As anyone with a background in IT will tell you, if something isn’t working, whether it’s hardware or software, the best solution by far is to fix it as quickly as possible. What they might not realise is that the same logic applies to the way IT departments interact with the rest of the organisation.
There’s no doubt that there’s something fundamentally broken in the way IT people and ERP users (managers, business experts and staff) communicate about the software they need to buy or build. Too often, requests made by those in the business are not adequately met by the software that the IT department is able to provide. So what’s the answer?
First, let’s look at how the relationship between IT and the business is supposed to function. In theory, the role of the IT department is to conduct a substantial study into how to convert a problem that has been defined in detail by the user into a working solution. The reality of this dynamic is, however, very different.
In practice, IT staff rarely find that the desired solution is described adequately by the users, let alone in the detail they need. After all, it’s easy to forget that specifying software requirements is also a discipline, and that most users (other than a handful of business experts with an IT background) have no experience of how to do it properly.
As an analyst/programmer, I have often noted that IT users only really know what they want until the moment they actually get what they requested.
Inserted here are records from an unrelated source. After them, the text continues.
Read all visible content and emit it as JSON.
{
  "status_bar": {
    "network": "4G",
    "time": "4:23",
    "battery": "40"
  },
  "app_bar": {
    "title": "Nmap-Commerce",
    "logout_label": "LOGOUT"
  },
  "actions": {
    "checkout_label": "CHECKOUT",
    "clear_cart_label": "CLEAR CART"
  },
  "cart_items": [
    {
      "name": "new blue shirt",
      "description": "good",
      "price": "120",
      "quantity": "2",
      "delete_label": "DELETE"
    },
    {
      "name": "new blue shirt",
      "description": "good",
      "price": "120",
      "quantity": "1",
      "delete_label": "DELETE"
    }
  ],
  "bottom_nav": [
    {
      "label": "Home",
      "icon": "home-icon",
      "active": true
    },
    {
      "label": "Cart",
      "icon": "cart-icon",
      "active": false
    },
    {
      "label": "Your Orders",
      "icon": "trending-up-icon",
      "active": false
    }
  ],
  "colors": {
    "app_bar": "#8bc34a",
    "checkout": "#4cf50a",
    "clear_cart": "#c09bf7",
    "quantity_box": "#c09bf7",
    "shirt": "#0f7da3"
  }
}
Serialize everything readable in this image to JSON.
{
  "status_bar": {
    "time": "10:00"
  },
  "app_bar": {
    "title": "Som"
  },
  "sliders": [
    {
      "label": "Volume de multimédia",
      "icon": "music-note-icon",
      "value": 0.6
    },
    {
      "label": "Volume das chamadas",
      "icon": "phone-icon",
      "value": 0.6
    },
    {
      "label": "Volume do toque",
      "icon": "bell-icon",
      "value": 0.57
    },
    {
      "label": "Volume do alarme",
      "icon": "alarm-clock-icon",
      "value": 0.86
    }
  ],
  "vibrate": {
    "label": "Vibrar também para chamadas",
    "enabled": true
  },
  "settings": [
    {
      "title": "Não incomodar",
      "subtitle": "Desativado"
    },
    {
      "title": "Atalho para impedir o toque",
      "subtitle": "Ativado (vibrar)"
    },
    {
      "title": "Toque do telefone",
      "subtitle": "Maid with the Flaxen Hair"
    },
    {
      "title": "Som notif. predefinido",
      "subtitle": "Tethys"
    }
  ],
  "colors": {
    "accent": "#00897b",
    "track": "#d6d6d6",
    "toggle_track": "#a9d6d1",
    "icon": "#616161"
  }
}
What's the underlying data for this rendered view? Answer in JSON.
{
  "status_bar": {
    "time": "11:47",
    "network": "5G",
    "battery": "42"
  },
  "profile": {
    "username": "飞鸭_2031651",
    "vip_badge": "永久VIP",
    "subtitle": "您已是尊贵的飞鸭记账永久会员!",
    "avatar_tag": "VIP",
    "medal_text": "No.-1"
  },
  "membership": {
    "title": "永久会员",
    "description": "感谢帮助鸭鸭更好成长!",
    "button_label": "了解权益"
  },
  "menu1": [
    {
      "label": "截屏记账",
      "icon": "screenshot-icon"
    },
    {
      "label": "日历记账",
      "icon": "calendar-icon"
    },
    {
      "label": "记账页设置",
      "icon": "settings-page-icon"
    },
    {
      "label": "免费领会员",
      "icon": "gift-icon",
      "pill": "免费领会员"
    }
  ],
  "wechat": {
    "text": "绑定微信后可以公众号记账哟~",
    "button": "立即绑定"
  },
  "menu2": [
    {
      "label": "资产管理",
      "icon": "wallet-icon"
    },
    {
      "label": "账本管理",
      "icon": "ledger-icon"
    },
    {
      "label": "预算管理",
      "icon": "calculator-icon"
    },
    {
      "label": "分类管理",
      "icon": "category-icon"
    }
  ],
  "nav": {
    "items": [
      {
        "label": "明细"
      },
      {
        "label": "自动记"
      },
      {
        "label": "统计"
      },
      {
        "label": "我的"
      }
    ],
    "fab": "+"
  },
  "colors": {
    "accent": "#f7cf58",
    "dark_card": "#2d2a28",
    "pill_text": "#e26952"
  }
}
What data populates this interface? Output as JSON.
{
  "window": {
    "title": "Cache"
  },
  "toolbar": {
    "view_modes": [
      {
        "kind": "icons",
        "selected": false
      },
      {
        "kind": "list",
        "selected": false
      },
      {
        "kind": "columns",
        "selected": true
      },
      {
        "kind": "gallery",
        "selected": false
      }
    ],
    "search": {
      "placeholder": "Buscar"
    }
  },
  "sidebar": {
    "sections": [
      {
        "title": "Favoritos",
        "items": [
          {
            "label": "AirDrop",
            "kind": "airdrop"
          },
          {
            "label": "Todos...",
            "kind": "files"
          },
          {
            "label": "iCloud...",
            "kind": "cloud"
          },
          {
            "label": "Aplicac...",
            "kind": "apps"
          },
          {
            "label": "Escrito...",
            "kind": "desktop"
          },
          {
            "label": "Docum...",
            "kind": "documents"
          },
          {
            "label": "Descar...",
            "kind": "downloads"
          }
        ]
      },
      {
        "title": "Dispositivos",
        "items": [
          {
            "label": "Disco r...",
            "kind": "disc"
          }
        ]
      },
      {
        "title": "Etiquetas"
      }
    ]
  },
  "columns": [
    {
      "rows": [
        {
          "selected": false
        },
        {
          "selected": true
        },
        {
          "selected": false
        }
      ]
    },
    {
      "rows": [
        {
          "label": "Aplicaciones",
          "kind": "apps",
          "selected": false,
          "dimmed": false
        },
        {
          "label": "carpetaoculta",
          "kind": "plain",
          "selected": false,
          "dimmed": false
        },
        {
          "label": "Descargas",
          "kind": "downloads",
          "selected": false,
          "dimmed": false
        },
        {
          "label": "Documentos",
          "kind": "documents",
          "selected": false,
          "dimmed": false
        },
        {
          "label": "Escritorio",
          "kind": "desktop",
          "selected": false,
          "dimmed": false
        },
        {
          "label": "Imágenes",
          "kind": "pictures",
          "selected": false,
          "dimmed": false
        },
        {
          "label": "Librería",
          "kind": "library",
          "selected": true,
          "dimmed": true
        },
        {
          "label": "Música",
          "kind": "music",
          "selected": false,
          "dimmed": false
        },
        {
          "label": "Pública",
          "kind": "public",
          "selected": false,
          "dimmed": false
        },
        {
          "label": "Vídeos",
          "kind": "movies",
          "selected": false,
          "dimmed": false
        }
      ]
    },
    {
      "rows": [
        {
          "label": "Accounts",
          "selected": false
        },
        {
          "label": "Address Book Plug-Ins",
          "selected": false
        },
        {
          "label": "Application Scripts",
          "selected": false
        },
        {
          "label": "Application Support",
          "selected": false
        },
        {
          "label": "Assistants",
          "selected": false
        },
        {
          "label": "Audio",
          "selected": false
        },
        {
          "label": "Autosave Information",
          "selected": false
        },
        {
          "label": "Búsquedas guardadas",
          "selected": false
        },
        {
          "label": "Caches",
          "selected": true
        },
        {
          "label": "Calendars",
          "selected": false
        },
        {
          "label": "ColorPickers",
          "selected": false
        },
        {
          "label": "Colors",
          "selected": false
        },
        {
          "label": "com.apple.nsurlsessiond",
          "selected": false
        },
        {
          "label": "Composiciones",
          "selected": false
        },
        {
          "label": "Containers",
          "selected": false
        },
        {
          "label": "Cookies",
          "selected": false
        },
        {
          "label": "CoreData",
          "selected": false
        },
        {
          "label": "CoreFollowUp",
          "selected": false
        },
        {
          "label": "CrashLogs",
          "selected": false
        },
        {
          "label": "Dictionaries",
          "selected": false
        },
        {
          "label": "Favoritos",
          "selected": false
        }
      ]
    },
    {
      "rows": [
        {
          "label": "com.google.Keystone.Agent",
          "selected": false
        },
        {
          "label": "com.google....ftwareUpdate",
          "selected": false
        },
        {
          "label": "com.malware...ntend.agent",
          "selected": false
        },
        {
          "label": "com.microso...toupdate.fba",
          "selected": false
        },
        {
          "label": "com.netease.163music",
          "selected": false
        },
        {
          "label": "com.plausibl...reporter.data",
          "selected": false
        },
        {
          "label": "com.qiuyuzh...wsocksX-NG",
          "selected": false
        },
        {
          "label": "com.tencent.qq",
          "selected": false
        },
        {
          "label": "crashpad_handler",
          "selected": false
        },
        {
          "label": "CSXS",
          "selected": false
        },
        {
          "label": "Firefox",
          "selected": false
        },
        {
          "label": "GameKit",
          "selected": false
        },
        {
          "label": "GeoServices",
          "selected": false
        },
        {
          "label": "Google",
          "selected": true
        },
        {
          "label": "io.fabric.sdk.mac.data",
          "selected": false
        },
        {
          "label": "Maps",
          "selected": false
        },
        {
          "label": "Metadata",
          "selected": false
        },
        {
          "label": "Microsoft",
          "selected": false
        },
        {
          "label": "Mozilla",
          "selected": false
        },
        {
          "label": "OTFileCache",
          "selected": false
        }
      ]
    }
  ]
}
This can be a nuisance for IT, because the users’ environments are also usually in a state of continuous flux. Often, user requests have to be resolved within one or two days, based on information that has to be filtered from fairly complex data structures.
Issues can arise as a result that perhaps weren’t in evidence the day before. This, in turn, creates two problems: firstly, users have to effectively explain to IT what they need to resolve their issue, and secondly, IT also only has a small window of time to conjure up a solution.
All of which should lead us to question why, if business users don’t have the technical background they need to specify their requirements, don’t IT staff develop sufficient knowledge of ‘the business’ to be able to help this process? As an experienced, card-carrying member of the IT industry, I’ve been asking this question since way back in 1986.
At the time, I was working as a ‘gendarme’ in the IT department of the Belgian state police. We were building advanced information systems, and it was challenging work in which I could deploy my IT expertise well. On one day, I had a discussion with a colleague (a fellow student of mine and an active agent), which had a major impact on my view of IT.
My colleague dropped a clipboard on which he had just sketched out an accident. When I picked it up for him, on the back I saw the layout of the output from our ‘judicial system’ on which I had recently cooperated. Each week we sent print-outs to update the units on crimes in their area. This print-out was barely two days old. I asked my colleague whether he could make good use of the information. When he answered: “Sure Jacques, particularly the back, for making sketches”, it shocked me, particularly when I discovered in the following days that he clearly was not the only one who thought this.
My IT colleagues and I assumed that we knew the organisation well, and yet we were apparently developing systems which very few people needed. The more I thought about and investigated it, the clearer it became that something was lacking in IT training. What this tells us is that having IT knowledge on its own is not enough.
IT staff often know too little of the processes and challenges employees face, and in order to do their jobs effectively, they need to join the real world. Thinking that we only need to teach IT staff how to create a properly working solution based on a correctly specified request, can only mean that we will continue to train ‘incomplete IT staff’.
What this means is that we have two clear choices. We can keep pointing fingers at each other, and complain that we don’t understand each other, which won’t get us anywhere. Or, we can work to prepare our IT staff to work better in ‘real world’ scenarios, where the dogma that ‘the business specifies and IT makes or buys it’ no longer works. It seems clear that IT staff need to immerse themselves more in the field for which they are producing solutions.
The traditional message of ‘Sorry, we are not continuing with you because you only have IT knowledge and no understanding of our business’ or insistence that IT staff follow several supplementary university courses is not going to work. Instead, we should insist that IT staff have a genuine interest in the issue they have been tasked to resolve, so that they can help the business in specifying the request.
In doing so, they will clearly be able to identify the problem, the pressure point and how software can make a difference. Analytical abilities and logical insights are core qualities for an IT person – so why not also make use of these qualities in understanding the issue? If an IT person defines solution directions from this insights, then good solutions will follow more quickly. To paraphrase a well known phrase, if it is broken, then do fix it!